MOVING UP: Criminal Court Judge Kyle Hixson of the 6th Judicial Circuit, which is Knox County, won the GOP nomination to retain his position on Tuesday but is scheduled to leave office on Sept. 1.
He was named by Gov. Lee to succeed Court of Criminal Appeals Judge D. Kelly Thomas Jr., who is retiring Aug. 31. The General Assembly unanimously confirmed Hixson to the Court of Criminal Appeals on April 29.
Lee will name Hixson’s successor in Knox County.
BAXTER LEE HAS MORE ON FAILED CAMPAIGN: Nashville investor Baxter Lee, who grew up in Knoxville, said Thursday he has suspended his campaign to seek the GOP nomination for the 5th Congressional District seat and does not plan to join music video producer Robby Starbuck’s lawsuit over his removal from the Republican primary ballot by the state Republican Party. Lee also was kicked off the primary ballot by state GOP officials as was former U.S. State Department spokeswoman Morgan Ortagus.
Party officials said they were removed because they did not vote in three of the last four state primaries.
“The Party’s decision has created a great deal of national attention, and while I cannot speak for the other candidates that were removed, I do want to set the record straight,” Lee said in a statement to this columnist. “I am a lifelong Republican who has voted in 9 out of 11 of the last Tennessee Republican primaries, and 3 of the last 4 that I could. Unfortunately, the TNGOP made the decision to no longer consider county primary elections when determining a candidate’s ‘Bona Fide Republican’ status or their support from other elected officials and county party officers.”
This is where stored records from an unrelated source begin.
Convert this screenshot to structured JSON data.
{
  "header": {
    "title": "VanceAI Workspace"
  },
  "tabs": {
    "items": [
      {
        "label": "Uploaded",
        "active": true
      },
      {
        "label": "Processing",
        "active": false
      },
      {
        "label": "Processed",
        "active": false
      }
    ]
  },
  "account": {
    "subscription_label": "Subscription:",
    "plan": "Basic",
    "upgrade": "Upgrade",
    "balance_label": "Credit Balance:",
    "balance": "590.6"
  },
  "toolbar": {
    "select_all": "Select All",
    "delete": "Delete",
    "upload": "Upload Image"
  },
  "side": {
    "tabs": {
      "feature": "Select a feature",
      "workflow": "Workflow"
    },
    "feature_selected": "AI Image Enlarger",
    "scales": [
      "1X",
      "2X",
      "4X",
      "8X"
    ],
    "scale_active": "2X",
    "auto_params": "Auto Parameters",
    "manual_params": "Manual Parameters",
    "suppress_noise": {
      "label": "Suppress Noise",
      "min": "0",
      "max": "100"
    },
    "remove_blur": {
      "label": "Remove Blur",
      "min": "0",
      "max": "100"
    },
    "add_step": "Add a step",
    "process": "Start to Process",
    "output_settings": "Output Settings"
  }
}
He said he and his wife, Kate, will cover all campaign expenses to date, “and will be issuing everyone a full refund for their donation.” Donors include a number of Knoxvillians. Lee said he will continue to support Republicans and “will continue to be here (in Tennessee) to get conservatives elected.”
Starbuck said in a release that his attempt to get back on the ballot also was an attempt to help Lee and Ortega be reinstated as candidates.
NEW BOOK AT FAIR? Bo Roberts, who ran the 1982 World’s Fair in Knoxville and now has a strategic marketing firm in Nashville, plans to participate in the 40th anniversary celebration in the downtown park on May 21 and hopes to bring copies of his new book, “Forever Young.”
The major portion of the book describes his experiences as the youngest World’s Fair president for the ’82 event and covers his career as the youngest vice president at the University of Tennessee, youngest Cabinet appointment ever in Tennessee government and the youngest U.S. newspaper editor in Sevierville and Gatlinburg.
“I have confirmed my book will be published this month, I hope to have a few copies with me that weekend but I can’t 100% guarantee that, but definitely before the end of the month,” he said in an email Thursday.
POLITICAL FUNDRAISERS: Knoxville City Council member Janet Testerman will kick off her campaign for the Republican nomination for the 18th state House District at an event 5-7 p.m. next Monday at Marble Hall at Lakeshore Park. She is running to replace fellow Republican Rep. Eddie Mannis, who is not seeking re-election. He is among 60 hosts sponsoring the fundraiser.
Former U.S. Sen. Doug Jones of Alabama has been rescheduled as the keynote speaker for the Truman Day 2022 dinner at 6 p.m. June 10 at the Downtown Hilton. He originally was to speak in 2021, but the event was postponed because of COVID. Knox County Democrats said tickets bought for the 2021 event will be honored. About 100 tickets remain at $75 each for the event, Democrats said. Jones, a former U.S. attorney for Northern Alabama, recently helped shepherd the nomination of Judge Ketanji Brown Jackson to the U.S. Supreme Court through the U.S. Senate.
Georgiana Vines is retired News Sentinel associate editor. She may be reached at firstname.lastname@example.org.